TOKYO -- Log exports from Canada to Japan have dropped in recent months despite a side deal to the Trans-Pacific Partnership designed to ensure stable supply, raising concerns of a possible first violation of the regional trade pact.
Shipments fell 77% on the year in the January-May period to 97,380 sq. meters, according to the Japan Lumber Importers' Association. No logs were shipped at all in April, and May's figure was just 5% of the level a year earlier.
Japan relies on other countries for over 60% of its wood products. Last year, 28% of its log imports came from Canada -- second only to 50% from the U.S. Imported logs are often used in plywood along with Japanese lumber, meaning increased shipments could help invigorate Japan's domestic wood industry as well.
"If imports from Canada stop, we could see a disruption in the use of Japanese lumber," said Atsuhiro Inoue, president of Japanese plywood maker Seihoku.

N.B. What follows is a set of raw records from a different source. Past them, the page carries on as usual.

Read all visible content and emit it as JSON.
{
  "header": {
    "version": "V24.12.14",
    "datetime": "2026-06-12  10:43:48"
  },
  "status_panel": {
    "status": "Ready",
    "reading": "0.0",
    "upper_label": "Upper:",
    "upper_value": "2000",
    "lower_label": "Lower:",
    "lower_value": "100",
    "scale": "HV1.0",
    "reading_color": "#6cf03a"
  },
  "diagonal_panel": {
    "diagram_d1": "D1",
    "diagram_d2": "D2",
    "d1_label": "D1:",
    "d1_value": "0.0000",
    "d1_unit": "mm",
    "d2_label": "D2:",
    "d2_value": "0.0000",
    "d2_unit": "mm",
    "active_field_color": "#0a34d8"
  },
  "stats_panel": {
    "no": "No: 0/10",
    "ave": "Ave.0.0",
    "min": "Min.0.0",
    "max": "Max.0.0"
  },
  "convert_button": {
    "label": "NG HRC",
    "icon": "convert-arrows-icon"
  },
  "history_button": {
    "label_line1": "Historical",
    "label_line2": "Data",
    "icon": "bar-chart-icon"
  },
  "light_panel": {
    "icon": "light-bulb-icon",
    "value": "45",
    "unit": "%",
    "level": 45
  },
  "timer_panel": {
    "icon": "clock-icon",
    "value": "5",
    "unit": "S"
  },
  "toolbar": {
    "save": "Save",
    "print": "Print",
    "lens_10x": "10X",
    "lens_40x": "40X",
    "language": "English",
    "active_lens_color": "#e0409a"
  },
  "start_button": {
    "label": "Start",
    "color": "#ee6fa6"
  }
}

Japan's Ministry of Agriculture, Forestry and Fisheries is reviewing the situation. It could file a formal complaint with the Canadian government if it finds that Ottawa is refusing to issue export permits without a valid reason, which would be the first documented violation of the TPP.
As part of the 11-member version of TPP that took effect in December 2018, Japan agreed to lower tariffs on Canadian plywood. But because a surge in plywood shipments alone could stifle Japan's wood industry, Canada also agreed in a side letter to the TPP that it would grant export permits for logs on request. Usually, Canada only grants permits when there is a domestic surplus.
The recent plunge has been attributed to a decrease in Canadian production, caused by protracted strikes and other factors. Still, if the Canadian government does not permit requested log exports to Japan, that would be a breach of the TPP.
Refusals could impact Canadian businesses as well, since exported logs tend to sell for more and help their bottom line. Mosaic Foreign Management curtailed harvesting operations in November 2019, and is currently operating at reduced capacity.
For now, Japanese trading houses and lumber companies are buying more American logs to fill the gap. But Canadian logs are considered better quality than those from the U.S., and industry insiders say finding a good alternative will not be easy.
In addition to the TPP, Japan has signed comprehensive trade deals with the European Union and the U.S. in recent years. "We could see more cases where countries do not stick to the terms of these agreements," said a Japanese government source who had been involved in TPP negotiations.